== Prompt ==
Take from the records below each line that holds "text".

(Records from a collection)
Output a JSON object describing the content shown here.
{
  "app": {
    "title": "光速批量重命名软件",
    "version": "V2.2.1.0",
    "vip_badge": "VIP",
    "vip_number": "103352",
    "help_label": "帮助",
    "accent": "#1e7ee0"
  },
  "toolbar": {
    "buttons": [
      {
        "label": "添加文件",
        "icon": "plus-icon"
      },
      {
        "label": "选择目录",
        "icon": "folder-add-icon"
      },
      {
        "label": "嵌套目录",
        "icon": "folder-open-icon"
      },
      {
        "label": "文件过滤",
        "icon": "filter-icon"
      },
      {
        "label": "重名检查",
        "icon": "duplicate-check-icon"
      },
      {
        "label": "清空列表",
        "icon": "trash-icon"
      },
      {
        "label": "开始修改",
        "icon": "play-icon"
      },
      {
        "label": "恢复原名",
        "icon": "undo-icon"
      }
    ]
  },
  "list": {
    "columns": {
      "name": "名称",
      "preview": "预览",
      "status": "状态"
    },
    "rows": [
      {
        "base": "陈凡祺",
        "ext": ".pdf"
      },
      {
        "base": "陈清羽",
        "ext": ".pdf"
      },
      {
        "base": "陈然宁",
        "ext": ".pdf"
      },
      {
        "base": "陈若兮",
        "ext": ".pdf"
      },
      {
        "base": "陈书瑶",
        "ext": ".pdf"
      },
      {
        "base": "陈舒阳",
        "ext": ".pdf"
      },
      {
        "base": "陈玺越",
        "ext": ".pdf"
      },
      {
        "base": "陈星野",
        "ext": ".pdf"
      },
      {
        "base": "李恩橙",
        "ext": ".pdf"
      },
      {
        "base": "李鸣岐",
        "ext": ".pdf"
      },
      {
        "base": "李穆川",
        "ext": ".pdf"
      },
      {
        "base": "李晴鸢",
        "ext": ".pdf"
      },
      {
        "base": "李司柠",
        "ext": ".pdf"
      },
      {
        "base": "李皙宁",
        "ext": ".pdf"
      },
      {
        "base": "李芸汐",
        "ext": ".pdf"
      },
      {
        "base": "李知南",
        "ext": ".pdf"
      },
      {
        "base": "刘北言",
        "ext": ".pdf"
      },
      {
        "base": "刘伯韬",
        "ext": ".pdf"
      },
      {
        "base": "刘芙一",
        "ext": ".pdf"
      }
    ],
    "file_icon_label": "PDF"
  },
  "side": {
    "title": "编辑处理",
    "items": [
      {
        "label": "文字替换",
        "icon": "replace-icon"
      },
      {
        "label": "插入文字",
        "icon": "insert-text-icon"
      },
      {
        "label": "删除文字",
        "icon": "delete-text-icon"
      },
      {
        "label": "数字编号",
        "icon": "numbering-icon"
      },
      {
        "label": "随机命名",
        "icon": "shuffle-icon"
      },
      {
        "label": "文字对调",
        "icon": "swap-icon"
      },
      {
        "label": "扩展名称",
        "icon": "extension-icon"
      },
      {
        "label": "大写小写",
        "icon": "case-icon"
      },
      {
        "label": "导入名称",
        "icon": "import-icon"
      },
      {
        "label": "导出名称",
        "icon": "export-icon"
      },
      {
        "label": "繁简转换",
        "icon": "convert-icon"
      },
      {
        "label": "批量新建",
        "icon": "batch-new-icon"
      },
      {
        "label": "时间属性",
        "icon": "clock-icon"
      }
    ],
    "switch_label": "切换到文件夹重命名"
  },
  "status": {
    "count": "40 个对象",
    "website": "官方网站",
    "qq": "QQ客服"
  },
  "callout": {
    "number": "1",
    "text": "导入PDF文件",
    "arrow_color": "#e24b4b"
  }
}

== Answer space ==
        "icon": "insert-text-icon"
        "icon": "delete-text-icon"
    "text": "导入PDF文件",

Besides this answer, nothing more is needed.